◆ LISTED ENTRIES
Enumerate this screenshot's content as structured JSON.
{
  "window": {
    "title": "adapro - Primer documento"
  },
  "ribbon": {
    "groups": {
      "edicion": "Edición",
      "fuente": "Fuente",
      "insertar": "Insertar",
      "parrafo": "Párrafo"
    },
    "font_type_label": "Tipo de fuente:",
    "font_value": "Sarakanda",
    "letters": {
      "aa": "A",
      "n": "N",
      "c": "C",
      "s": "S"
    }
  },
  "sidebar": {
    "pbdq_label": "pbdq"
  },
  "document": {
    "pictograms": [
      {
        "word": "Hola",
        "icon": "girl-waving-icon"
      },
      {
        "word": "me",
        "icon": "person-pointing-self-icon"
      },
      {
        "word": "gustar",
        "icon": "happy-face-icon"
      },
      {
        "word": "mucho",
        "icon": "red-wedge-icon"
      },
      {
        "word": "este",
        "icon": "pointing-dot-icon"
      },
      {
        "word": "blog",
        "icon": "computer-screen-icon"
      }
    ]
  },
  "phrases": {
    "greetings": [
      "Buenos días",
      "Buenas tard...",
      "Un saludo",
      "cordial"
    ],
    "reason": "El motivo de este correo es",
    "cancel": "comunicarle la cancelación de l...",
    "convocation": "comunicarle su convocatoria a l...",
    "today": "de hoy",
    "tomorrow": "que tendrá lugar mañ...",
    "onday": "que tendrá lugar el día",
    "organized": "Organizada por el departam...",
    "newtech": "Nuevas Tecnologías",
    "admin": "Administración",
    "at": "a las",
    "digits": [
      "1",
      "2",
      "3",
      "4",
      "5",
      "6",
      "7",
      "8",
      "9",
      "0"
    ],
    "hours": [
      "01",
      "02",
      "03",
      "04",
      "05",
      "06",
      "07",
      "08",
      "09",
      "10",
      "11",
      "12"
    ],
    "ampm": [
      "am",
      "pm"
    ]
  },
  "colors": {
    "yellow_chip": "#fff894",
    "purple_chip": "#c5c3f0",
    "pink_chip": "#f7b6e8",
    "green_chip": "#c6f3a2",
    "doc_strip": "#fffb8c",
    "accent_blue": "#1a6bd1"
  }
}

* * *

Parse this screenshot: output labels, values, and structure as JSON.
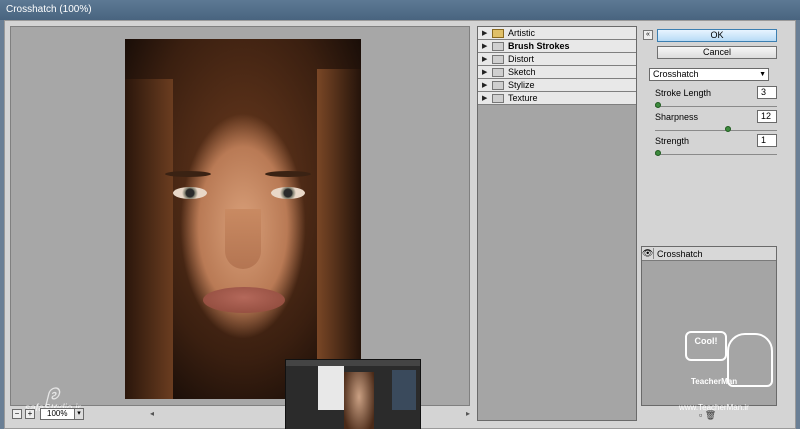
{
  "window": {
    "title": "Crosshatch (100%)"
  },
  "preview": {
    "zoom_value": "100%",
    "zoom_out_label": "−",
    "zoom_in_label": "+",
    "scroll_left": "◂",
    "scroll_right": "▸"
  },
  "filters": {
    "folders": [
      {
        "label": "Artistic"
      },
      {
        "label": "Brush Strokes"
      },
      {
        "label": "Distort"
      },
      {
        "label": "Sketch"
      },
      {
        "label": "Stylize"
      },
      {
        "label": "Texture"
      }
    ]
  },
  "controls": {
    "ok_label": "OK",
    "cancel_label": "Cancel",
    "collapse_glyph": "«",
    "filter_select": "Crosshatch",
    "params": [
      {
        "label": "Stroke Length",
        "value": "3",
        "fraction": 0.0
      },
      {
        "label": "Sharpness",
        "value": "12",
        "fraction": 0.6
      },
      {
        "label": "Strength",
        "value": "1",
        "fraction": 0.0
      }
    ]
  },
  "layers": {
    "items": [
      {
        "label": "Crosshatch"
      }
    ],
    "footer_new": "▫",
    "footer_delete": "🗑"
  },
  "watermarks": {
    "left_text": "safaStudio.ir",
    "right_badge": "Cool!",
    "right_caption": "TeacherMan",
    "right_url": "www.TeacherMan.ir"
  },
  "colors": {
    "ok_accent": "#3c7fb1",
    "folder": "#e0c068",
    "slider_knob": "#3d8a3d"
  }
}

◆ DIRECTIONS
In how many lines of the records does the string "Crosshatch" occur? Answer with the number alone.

◆ RESPONSE FOR THIS EXERCISE
3